Most people think that weevils come from the outside searching for food, however, this is not the case for most weevil infestation. Most weevil infestations come from your grocery items, which during the process of harvesting and packaging the different types of vegetables and grains get contaminated by weevils or by their eggs. Once these weevil eggs are in your flour, for example, they will lay dormant for a period of time but once the outside conditions are good for hatching such as stable temperatures they will hatch and start eating your flour, rice and other items in your food pantry.
How to protect your food from weevils
Most flours come in the standard paper bag which isn’t ideal when it comes to weevils. the eggs and larvae found in the flour could hatch at any point and easily get out of the paper bag and infest other food types also. The best way to protect your food items, especially for long term storage against weevils is with an airtight container. Once you got your food pantry items and put all of them in different airtight containers, if you have different kinds of grains and flours do not mix them together as this will inevitably result in cross-contamination as different types of grains and flours have different kinds of pests.
The airtight containers will prevent any weevil eggs to hatch due to the limited amount of oxygen, this limited amount of oxygen will also kill any living weevils found in the grain or flour.
How to get rid of weevils
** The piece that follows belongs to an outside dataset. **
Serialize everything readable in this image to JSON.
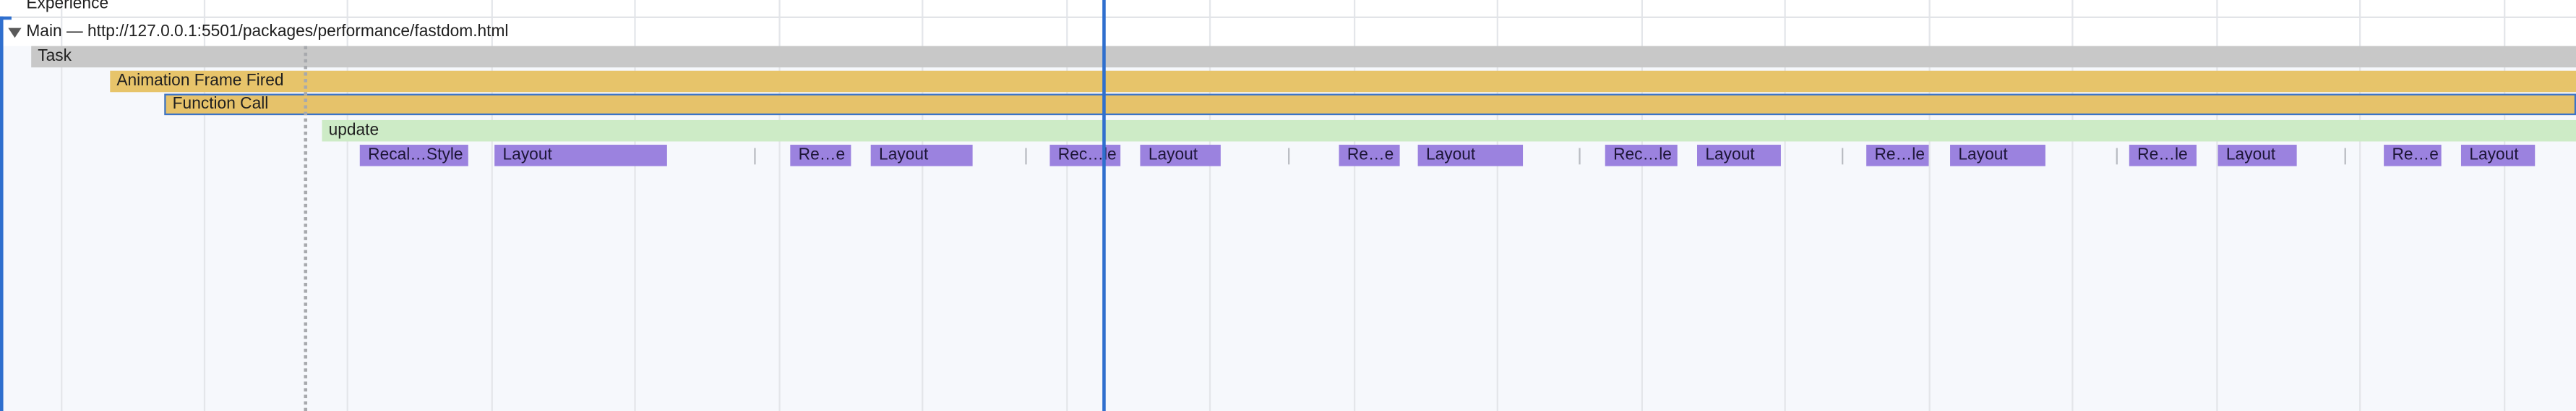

There are a lot of solutions for getting rid of weevils, the most popular ones use either traps or pesticides. The problem with pesticides is that you could end up contaminating your food items in the food pantry if you are not careful. Even if you are careful where you are spraying the pesticides these can still produce dangerous fumes that could get absorbed into certain food items. My personal recommendation is to use vinegar, simply spray the vinegar on the shelves and wait a couple of minutes, after which you can wipe the vinegar down.
The vinegar will kill any larvae it comes in contact with, not only weevil larvae but also moth larvae. After you have cleaned your shelf with vinegar pout your grains and flours in airtight containers, this way you will have an extra layer of protection if any weevil might have survived. Do note not to dilute the vinegar with water, any household vinegar will do and the more concentrated the better.
In addition to cleaning every shelf with vinegar, you can also use weevil or moth traps, you can find these at almost any store. These traps are sticky on of the side and they contain a lure in the center which will attract every nearby weevils and moths, once they are inside the trap their wings or bodyes will stick to the side and they will inevitably die.
If you have weevils in your flour and you accidentally eat them you should not be concerned, generally speaking, weevils do not contain any harmful parasites or viruses and in the best case scenario you might end up getting some extra protein from your meal.